Drexel dragonThe Math ForumDonate to the Math Forum

Ask Dr. Math - Questions and Answers from our Archives
_____________________________________________
Associated Topics || Dr. Math Home || Search Dr. Math
_____________________________________________

Zeros of the Zeta Function


Date: 08/09/99 at 15:36:04
From: Xi Wang
Subject: Zeros of the Zeta Function

Hello Dr. Math,

I recently read in a book that the only real zeros to the zeta 
function are -2, -4, -6, -8, etc. However, since:

     zeta(x) = 1 + 1/2^x + 1/3^x + 1/4^x + ...

How can any of the zeros work? It doesn't matter which one of them you 
plug in, the answer is obviously not zero.

Thanks in advance for your help, 
Xi Wang


Date: 08/09/99 at 16:10:33
From: Doctor Tom
Subject: Re: Zeros of the Zeta Function

To understand what's going on, you have to understand enough of 
complex analysis to know what "analytic continuation" means.

Unlike functions of a real variable, differentiable functions of a 
complex variable are not flexible - once you know the values of the 
function on any infinite set of points, that function can be extended 
in a unique way to a certain function.

The expression for zeta(x) that you gave above converges for positive 
x, so it does define an infinite set of values of the function. This 
function defined on the positive reals can be extended in a unique way 
to most of the complex plane, and that extended function has a set of 
zeroes outside the range of convergence of the series you gave above.

Here's an example that's very easy to understand.
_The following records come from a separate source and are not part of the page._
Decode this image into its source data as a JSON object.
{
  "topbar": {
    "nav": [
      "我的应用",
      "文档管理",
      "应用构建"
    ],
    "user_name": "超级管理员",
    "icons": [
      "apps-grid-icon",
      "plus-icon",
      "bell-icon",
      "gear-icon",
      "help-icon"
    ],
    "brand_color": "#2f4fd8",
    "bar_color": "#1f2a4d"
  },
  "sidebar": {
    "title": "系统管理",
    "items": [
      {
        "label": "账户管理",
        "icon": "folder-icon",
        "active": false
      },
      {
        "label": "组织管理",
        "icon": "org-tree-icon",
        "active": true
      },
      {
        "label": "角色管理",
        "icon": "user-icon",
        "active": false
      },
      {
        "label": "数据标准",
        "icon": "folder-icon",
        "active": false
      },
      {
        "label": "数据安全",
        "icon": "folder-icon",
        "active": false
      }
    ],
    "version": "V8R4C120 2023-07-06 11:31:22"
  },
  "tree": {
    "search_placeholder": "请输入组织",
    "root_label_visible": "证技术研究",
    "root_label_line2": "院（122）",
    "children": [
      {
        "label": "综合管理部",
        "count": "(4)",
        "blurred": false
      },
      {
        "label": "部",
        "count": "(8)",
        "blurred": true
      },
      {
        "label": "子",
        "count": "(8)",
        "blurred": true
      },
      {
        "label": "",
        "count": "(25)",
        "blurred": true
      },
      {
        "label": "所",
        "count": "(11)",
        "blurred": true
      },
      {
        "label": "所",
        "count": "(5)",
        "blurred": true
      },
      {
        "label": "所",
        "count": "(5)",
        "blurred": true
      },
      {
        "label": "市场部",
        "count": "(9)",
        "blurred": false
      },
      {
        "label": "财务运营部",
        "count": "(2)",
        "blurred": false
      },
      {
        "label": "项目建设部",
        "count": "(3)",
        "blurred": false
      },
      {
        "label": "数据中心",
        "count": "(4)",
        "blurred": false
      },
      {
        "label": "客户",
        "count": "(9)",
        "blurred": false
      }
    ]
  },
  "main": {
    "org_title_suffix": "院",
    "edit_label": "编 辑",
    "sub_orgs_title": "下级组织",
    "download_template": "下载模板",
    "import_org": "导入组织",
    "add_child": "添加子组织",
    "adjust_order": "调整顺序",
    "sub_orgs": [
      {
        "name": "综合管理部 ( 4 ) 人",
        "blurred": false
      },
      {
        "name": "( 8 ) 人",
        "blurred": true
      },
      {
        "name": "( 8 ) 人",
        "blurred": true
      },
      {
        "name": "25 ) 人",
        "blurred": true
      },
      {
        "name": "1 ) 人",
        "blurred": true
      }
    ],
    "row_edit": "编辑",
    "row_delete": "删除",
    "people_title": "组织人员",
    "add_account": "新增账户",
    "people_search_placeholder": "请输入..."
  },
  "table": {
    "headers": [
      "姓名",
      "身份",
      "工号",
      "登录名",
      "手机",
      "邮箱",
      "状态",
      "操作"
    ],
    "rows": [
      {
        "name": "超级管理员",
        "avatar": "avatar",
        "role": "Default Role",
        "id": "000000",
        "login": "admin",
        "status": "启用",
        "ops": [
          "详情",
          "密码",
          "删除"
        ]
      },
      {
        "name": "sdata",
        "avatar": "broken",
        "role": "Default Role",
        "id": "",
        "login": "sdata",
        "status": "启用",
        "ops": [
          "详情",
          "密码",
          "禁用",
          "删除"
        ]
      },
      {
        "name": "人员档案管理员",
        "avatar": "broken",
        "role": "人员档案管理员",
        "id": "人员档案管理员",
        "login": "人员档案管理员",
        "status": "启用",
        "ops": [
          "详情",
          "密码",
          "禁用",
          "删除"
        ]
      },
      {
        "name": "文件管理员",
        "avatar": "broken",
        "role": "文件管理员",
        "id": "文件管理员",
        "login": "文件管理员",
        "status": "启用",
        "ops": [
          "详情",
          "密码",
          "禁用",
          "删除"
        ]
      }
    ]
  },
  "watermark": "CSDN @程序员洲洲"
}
You've probably 
learned that:

     f(x) = 1 + x + x^2 + x^3 + ... = 1/(1-x)

But if x is greater than 1 (say, for example, x = 2), the series above 
doesn't converge, it gives:

     f(2) = 1 + 2 + 4 + 8 + ...

But the expression 1/(1-x) makes perfect sense for x = 2. The function 
1/(1-x) is the analytic continuation of the series:

     1 + x + x^2 + x^3 + ...

- Doctor Tom, The Math Forum
  http://mathforum.org/dr.math/   
    
Associated Topics:
College Analysis

Search the Dr. Math Library:


Find items containing (put spaces between keywords):
 
Click only once for faster results:

[ Choose "whole words" when searching for a word like age.]

all keywords, in any order at least one, that exact phrase
parts of words whole words

Submit your own question to Dr. Math

[Privacy Policy] [Terms of Use]

_____________________________________
Math Forum Home || Math Library || Quick Reference || Math Forum Search
_____________________________________

Ask Dr. MathTM
© 1994-2013 The Math Forum
http://mathforum.org/dr.math/